Rain drizzled. Then poured. He was standing there, folded umbrella, wet looking slick hair, a black raincoat, black shoes, black slacks, black tie and white shirt. It was impossible to see if he was getting wet.
Porter approached me politely, making just enough noise, in his opinion, not to startle me. I obliged and turned around when he quietly coughed two steps behind my back.
“I was asked to give you this,” - he was holding out an envelope
“Asked… by whom?”
“The gentleman across the street,” - he bowed and left as I took the envelope.
In the envelope a short note on expensive stationery. Sweeping handwriting, a lot of long inclined lines. No salutation, no name.
“My sincere apologies for your meeting delay. Your party will arrive shortly.
I went back to the porter.
“When did he give you this?”
“Right when he arrived.”
“Which was when?”
“About 20 minutes, maybe a half hour before you.”
“Does he come here often?”
“Sometimes? How often?”
“Sometimes…” - he let that one hang in the air.
My contact barged into the lobby, upset and lost. I thanked the porter and went to meet the man.
He was short, stocky, dangerous looking man with an out of place briefcase. Probably working security and not for long.
“My apologies,” - he said, - “this rain… My ride got bogged down.”
“Anything unusual on your way here?”
“No, haven’t noticed anything.”
“Good. Shall we?”
He shook his head towards the elevator. We went in and he pressed 7th floor.
We went into his room and he locked the door. Stepped up to the table, opened his briefcase and laid out several folders. They looked used. Someone was working with documents inside those folders, adding information to pages, then adding pages, photographs, plans. They were the real deal. I opened one. A photograph looked at me, a familiar face. I’ve seen this face many years ago, mostly in the mirror, and it should have been erased from the history many years ago. Someone thought otherwise. Someone collected these, adding and updating now and then.
“Have you looked?” - I asked.
“Yes. These are originals, no copies left. I wanted to know what it is.”
“So, what do you think?”
“These people - this doesn’t make any sense. They should have died a long time ago, memories of them should have died a long time ago and any interest about them should have died same long time ago. And our price doesn’t make sense too.”
“Memories are a lot harder to kill than people.”
He looked at me, puzzled, then I saw him putting things together in his head.
I shot him in the throat and just above the heart. Small, .22 caliber bullets from a suppressed gun don’t do much damage, and I couldn’t risk using a larger gun because of the noise and thin hotel walls. He was right - those memories should have died a long time ago.

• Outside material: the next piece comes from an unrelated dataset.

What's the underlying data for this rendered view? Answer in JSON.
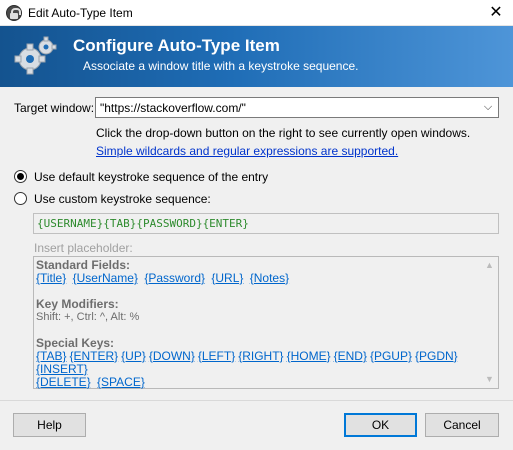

I was just making sure they did.
As I collected all folders, I briefly scanned them. I didn’t know any of the people in those folders. Except… there he was, the man across the street. Changed, of course, but I recognized him. So, he was one of them. One of us.